The Status Quo
In aromatherapy, it is commonly accepted that essential oils are, ideally, derived from plants. It is also accepted that their chemical composition may vary drastically. In many cases chemotypes, intraspecies taxa based on characteristic chemical profiles, are distinguished. However, very little or no intellectual energy has been expended, trying to understand what makes the chemical composition of plant essential oils vary so widely within a single species.
It used to be the prevailing viewpoint in fragrance chemistry that essential oils were a random mix of chemical compounds, somehow and pointlessly manufactured in the plant as waste products. Nothing could be further from the truth. Essential oils play vital roles in the plant metabolism.
The scope of Biology of Essential Oils
The science of biology provides the language for questions, which are not addressed by chemistry: Why are essential oils found in the plant? What benefit does the plant derive from producing these substances? Why were some substances favored by evolutionary selection and others not (in a given ecological niche)?
What is the role of essential oil components in those physiological processes, which are shared by all life, by plants, animals, and humans? Answering these questions provides exciting new narratives to understand and develop therapeutic applications of essential oils. The approach of Biology of Essential Oils leads the reader to understand what essential oils do in the world of plants and mammals and how the physiological activity of essential oils and their components is by no means random but an integral consequence of the relations between biological organisms during the course of evolution.
1 What is Biology
Fundamental concepts of biology pertaining to the study of aromatherapy are introduced: physicalism, vitalism, and organicism Plant Life
The relation of essential oils to biological organisms
2 Of Evolution, Populations, and Taxonomy
An introduction to biological evolution and the domains of life. Basic concepts of taxonomy.
3 Purpose and Functions of Essential Oils in Nature
Essential oils are vital elements in the metabolism of plants. The very functions essential oils perform in the plant are also the basis of the therapeutic effects of essential oils in mammalian (including human) organisms. Understanding what essential oils do in the plant and in the animal world is a most important clue for developing therapeutic applications for aromatherapy. Those effects of essential oils on human physiology include their interaction with receptor systems, especially but not limited to the autonomic nervous system, to mitigate inflammation and to prevent tumor growth.
4 Where Essential Oils are Found
Tracking the occurrence of essential oils across the plant kingdom from early plant organisms to Gymnospermae and all the subclasses of Angiospermae provides insight about the evolutionary stage an essential oil represents.
5 How Photosynthesis shapes essential oil composition
Many essential oil components are produced in the chloroplast, connecting them directly to the energetic composition of visible light in various environments, in part determining the variation of essential oil composition in different geographical zones.
6 Natural is Different
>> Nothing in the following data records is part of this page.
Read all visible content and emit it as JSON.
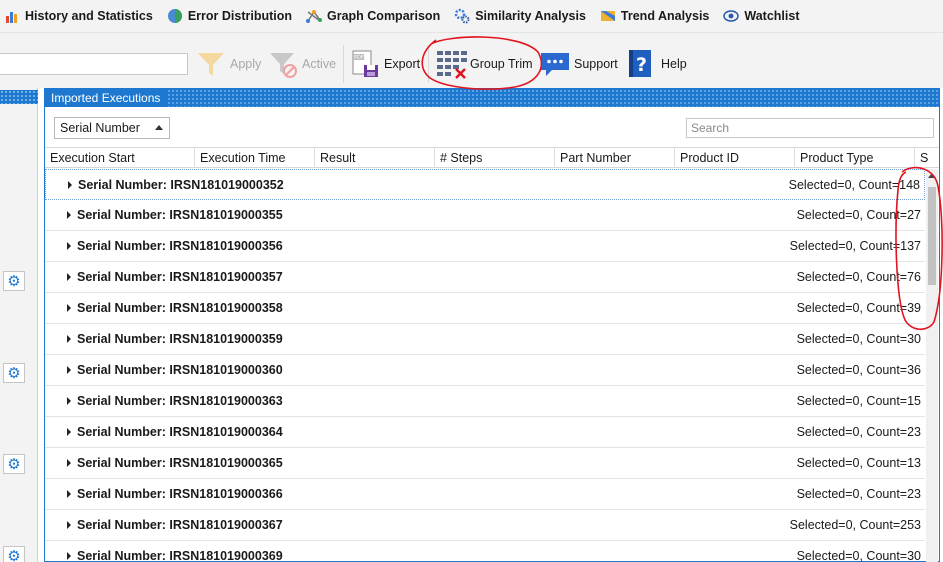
{
  "nav": {
    "items": [
      {
        "label": "History and Statistics",
        "icon": "bar-chart-icon"
      },
      {
        "label": "Error Distribution",
        "icon": "globe-icon"
      },
      {
        "label": "Graph Comparison",
        "icon": "network-icon"
      },
      {
        "label": "Similarity Analysis",
        "icon": "cogs-icon"
      },
      {
        "label": "Trend Analysis",
        "icon": "flag-icon"
      },
      {
        "label": "Watchlist",
        "icon": "eye-icon"
      }
    ]
  },
  "toolbar": {
    "apply_label": "Apply",
    "active_label": "Active",
    "export_label": "Export",
    "group_trim_label": "Group Trim",
    "support_label": "Support",
    "help_label": "Help"
  },
  "panel": {
    "title": "Imported Executions",
    "group_by": "Serial Number",
    "search_placeholder": "Search",
    "columns": [
      "Execution Start",
      "Execution Time",
      "Result",
      "# Steps",
      "Part Number",
      "Product ID",
      "Product Type",
      "S"
    ],
    "rows": [
      {
        "group": "Serial Number: IRSN181019000352",
        "count": "Selected=0,  Count=148"
      },
      {
        "group": "Serial Number: IRSN181019000355",
        "count": "Selected=0,  Count=27"
      },
      {
        "group": "Serial Number: IRSN181019000356",
        "count": "Selected=0,  Count=137"
      },
      {
        "group": "Serial Number: IRSN181019000357",
        "count": "Selected=0,  Count=76"
      },
      {
        "group": "Serial Number: IRSN181019000358",
        "count": "Selected=0,  Count=39"
      },
      {
        "group": "Serial Number: IRSN181019000359",
        "count": "Selected=0,  Count=30"
      },
      {
        "group": "Serial Number: IRSN181019000360",
        "count": "Selected=0,  Count=36"
      },
      {
        "group": "Serial Number: IRSN181019000363",
        "count": "Selected=0,  Count=15"
      },
      {
        "group": "Serial Number: IRSN181019000364",
        "count": "Selected=0,  Count=23"
      },
      {
        "group": "Serial Number: IRSN181019000365",
        "count": "Selected=0,  Count=13"
      },
      {
        "group": "Serial Number: IRSN181019000366",
        "count": "Selected=0,  Count=23"
      },
      {
        "group": "Serial Number: IRSN181019000367",
        "count": "Selected=0,  Count=253"
      },
      {
        "group": "Serial Number: IRSN181019000369",
        "count": "Selected=0,  Count=30"
      }
    ]
  },
  "colors": {
    "accent": "#1e78d0",
    "annotation": "#e0141e",
    "disabled_text": "#a8a8a8"
  }
}
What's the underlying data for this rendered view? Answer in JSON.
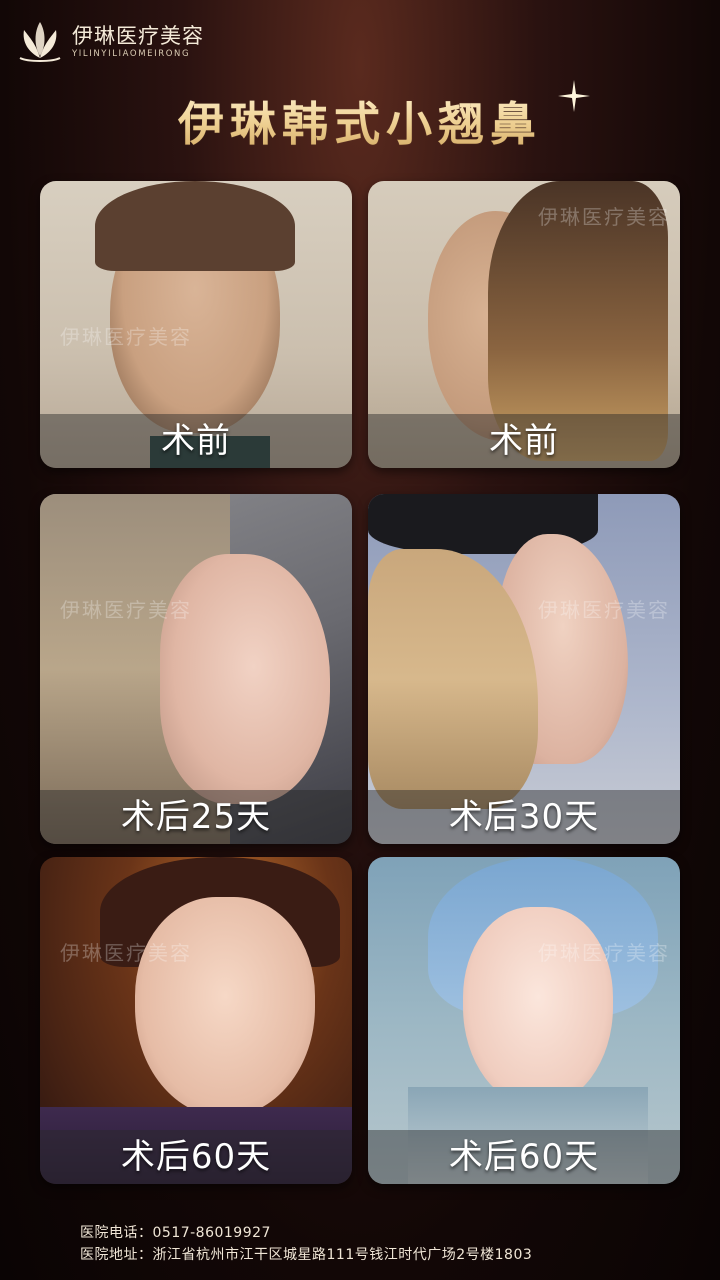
{
  "brand": {
    "name_cn": "伊琳医疗美容",
    "name_en": "YILINYILIAOMEIRONG",
    "logo_icon": "lotus-icon",
    "accent": "#e9c98a"
  },
  "title": "伊琳韩式小翘鼻",
  "cards": [
    {
      "caption": "术前",
      "watermark": "伊琳医疗美容"
    },
    {
      "caption": "术前",
      "watermark": "伊琳医疗美容"
    },
    {
      "caption": "术后25天",
      "watermark": "伊琳医疗美容"
    },
    {
      "caption": "术后30天",
      "watermark": "伊琳医疗美容"
    },
    {
      "caption": "术后60天",
      "watermark": "伊琳医疗美容"
    },
    {
      "caption": "术后60天",
      "watermark": "伊琳医疗美容"
    }
  ],
  "footer": {
    "phone_label": "医院电话：",
    "phone": "0517-86019927",
    "address_label": "医院地址：",
    "address": "浙江省杭州市江干区城星路111号钱江时代广场2号楼1803"
  }
}
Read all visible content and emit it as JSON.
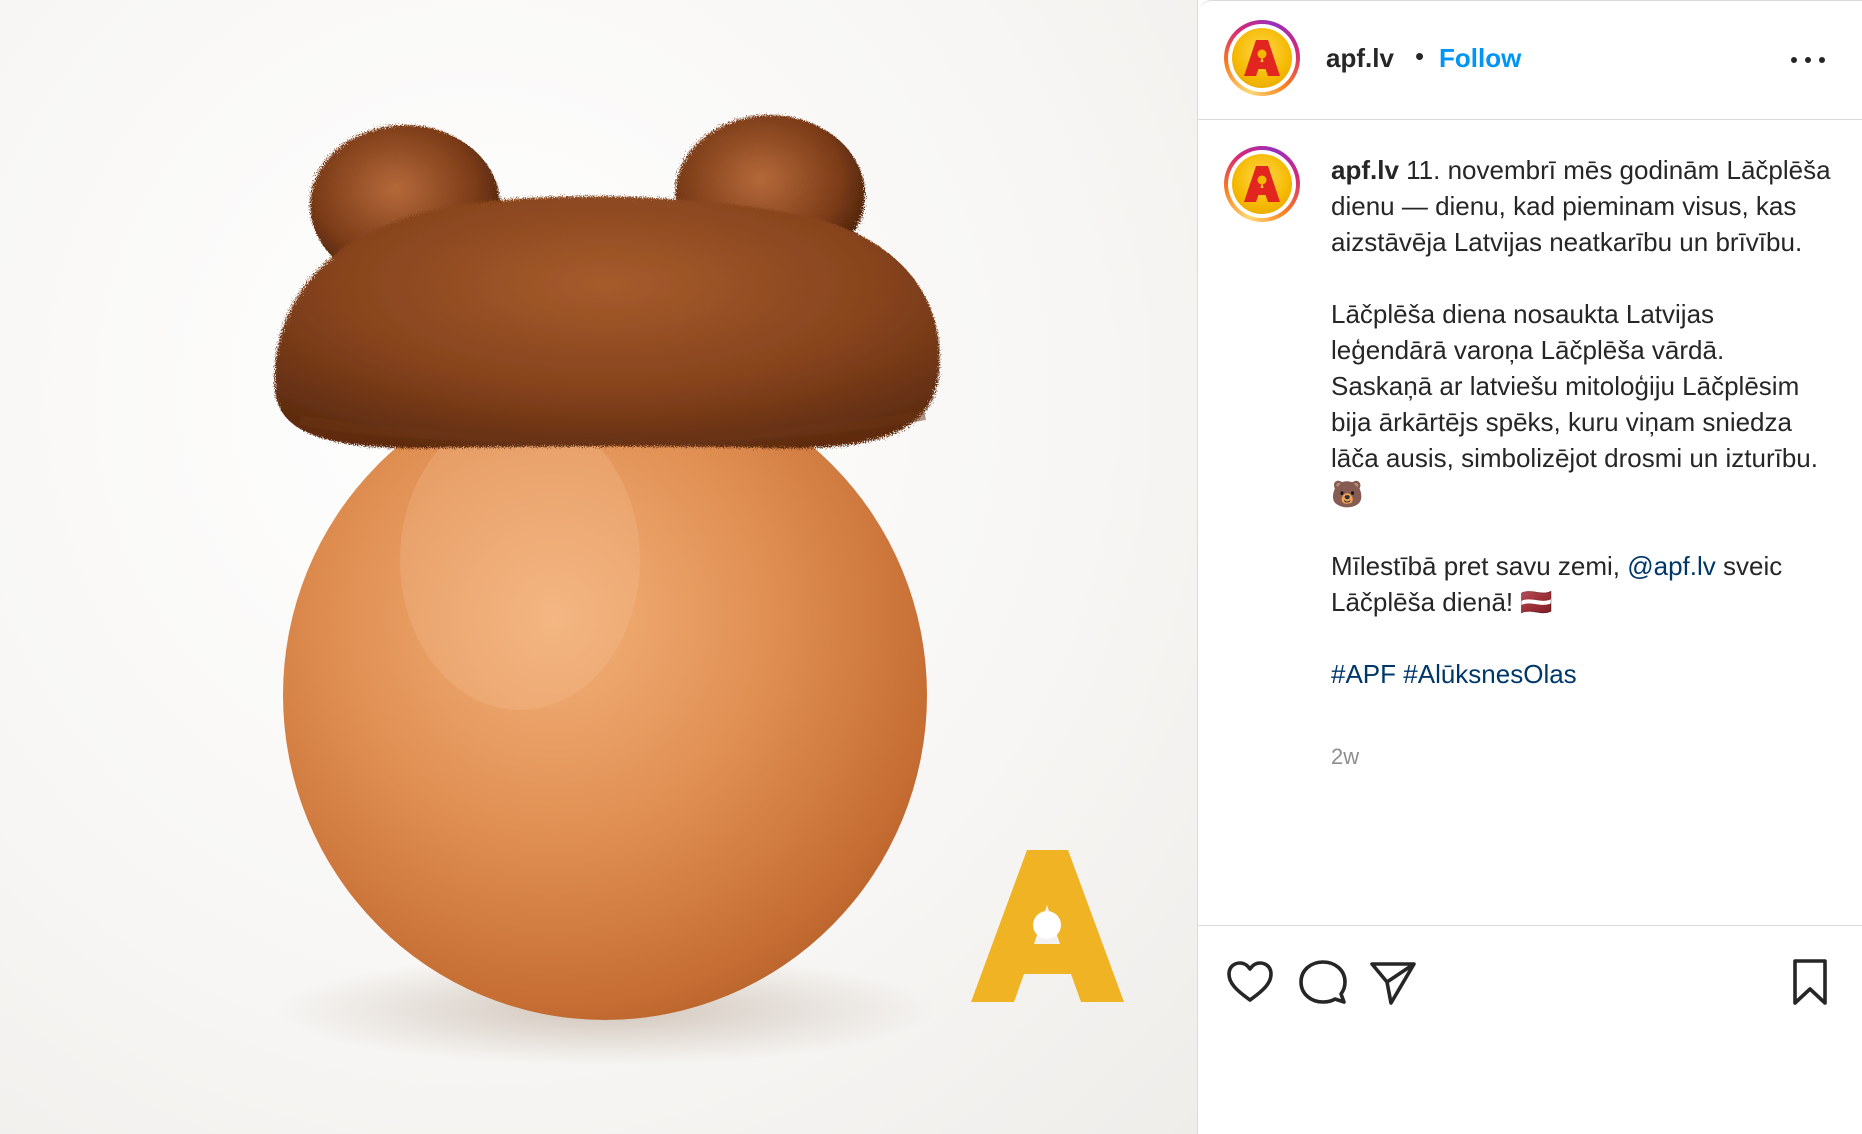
{
  "post": {
    "username": "apf.lv",
    "separator": "•",
    "follow_label": "Follow",
    "logo_letter": "A"
  },
  "caption": {
    "username": "apf.lv",
    "paragraph1": "11. novembrī mēs godinām Lāčplēša dienu — dienu, kad pieminam visus, kas aizstāvēja Latvijas neatkarību un brīvību.",
    "paragraph2": "Lāčplēša diena nosaukta Latvijas leģendārā varoņa Lāčplēša vārdā. Saskaņā ar latviešu mitoloģiju Lāčplēsim bija ārkārtējs spēks, kuru viņam sniedza lāča ausis, simbolizējot drosmi un izturību. 🐻",
    "paragraph3_prefix": "Mīlestībā pret savu zemi,",
    "mention": "@apf.lv",
    "paragraph3_suffix": "sveic Lāčplēša dienā! 🇱🇻",
    "hashtag1": "#APF",
    "hashtag2": "#AlūksnesOlas",
    "timestamp": "2w"
  },
  "icons": {
    "more": "more-horizontal-icon",
    "like": "heart-icon",
    "comment": "comment-icon",
    "share": "paper-plane-icon",
    "save": "bookmark-icon"
  },
  "colors": {
    "follow": "#0095f6",
    "link": "#00376b",
    "logo_yellow": "#f0b323",
    "egg": "#d9864a",
    "fur": "#8a4a25"
  }
}
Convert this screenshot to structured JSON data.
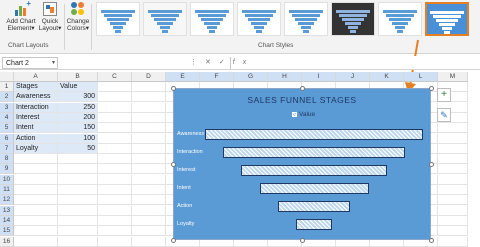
{
  "ribbon": {
    "add_chart": "Add Chart Element",
    "add_chart_l1": "Add Chart",
    "add_chart_l2": "Element",
    "quick_l1": "Quick",
    "quick_l2": "Layout",
    "colors_l1": "Change",
    "colors_l2": "Colors",
    "group_chart_layouts": "Chart Layouts",
    "group_chart_styles": "Chart Styles",
    "selected_style_index": 8
  },
  "formula_bar": {
    "name_box": "Chart 2",
    "fx": "fx"
  },
  "sheet": {
    "columns": [
      "A",
      "B",
      "C",
      "D",
      "E",
      "F",
      "G",
      "H",
      "I",
      "J",
      "K",
      "L",
      "M"
    ],
    "rows": [
      "1",
      "2",
      "3",
      "4",
      "5",
      "6",
      "7",
      "8",
      "9",
      "10",
      "11",
      "12",
      "13",
      "14",
      "15",
      "16"
    ],
    "header": [
      "Stages",
      "Value"
    ],
    "data": [
      [
        "Awareness",
        "300"
      ],
      [
        "Interaction",
        "250"
      ],
      [
        "Interest",
        "200"
      ],
      [
        "Intent",
        "150"
      ],
      [
        "Action",
        "100"
      ],
      [
        "Loyalty",
        "50"
      ]
    ]
  },
  "chart_data": {
    "type": "bar",
    "title": "SALES FUNNEL STAGES",
    "categories": [
      "Awareness",
      "Interaction",
      "Interest",
      "Intent",
      "Action",
      "Loyalty"
    ],
    "series": [
      {
        "name": "Value",
        "values": [
          300,
          250,
          200,
          150,
          100,
          50
        ]
      }
    ],
    "orientation": "horizontal-funnel",
    "legend": "top",
    "colors": {
      "background": "#5b9bd5",
      "bar_fill": "#bdd7ee",
      "bar_border": "#1f3864"
    }
  },
  "side_buttons": {
    "add": "+",
    "style": "✎"
  },
  "accent": {
    "selection": "#e67e22"
  }
}
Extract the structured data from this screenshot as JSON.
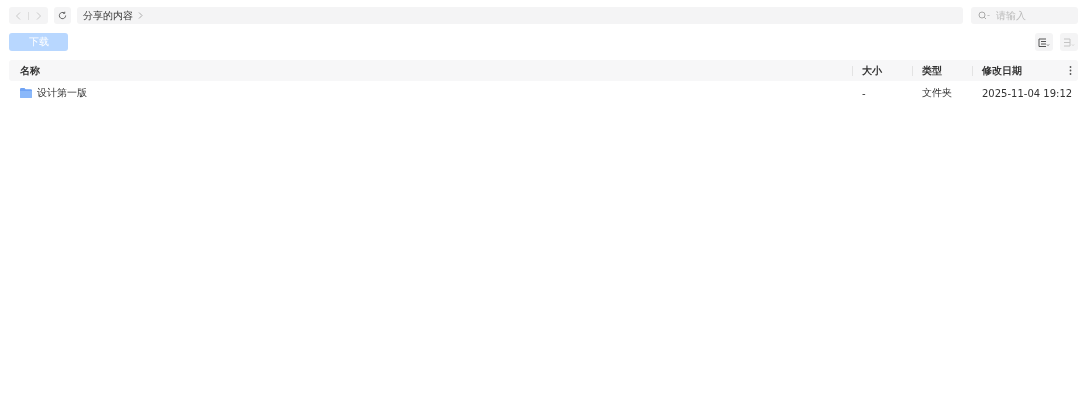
{
  "toolbar": {
    "back": {
      "disabled": true
    },
    "forward": {
      "disabled": true
    },
    "breadcrumb": [
      "分享的内容"
    ],
    "search": {
      "placeholder": "请输入"
    }
  },
  "actions": {
    "download": {
      "label": "下载",
      "disabled": true
    },
    "views": [
      {
        "kind": "list",
        "selected": true
      },
      {
        "kind": "sort",
        "selected": false
      }
    ]
  },
  "table": {
    "columns": [
      "名称",
      "大小",
      "类型",
      "修改日期"
    ],
    "rows": [
      {
        "kind": "folder",
        "name": "设计第一版",
        "size": "-",
        "type": "文件夹",
        "modified": "2025-11-04 19:12"
      }
    ]
  }
}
A primer on natural. Industrial processors of plant materials have done their best to confuse the concepts of natural and synthetic. Despite terms like nature identical and similar ploys, biological substances are different from manmade ones in physical composition as well as in their effect in human physiology.
Appendix A: The Eucaryotic Cell – An Overview
Appendix B: References
There is apparently no literature dealing especially with the biology of essential oils as a whole. Over 100 citations of scientific studies are given about the various aspects of the theme.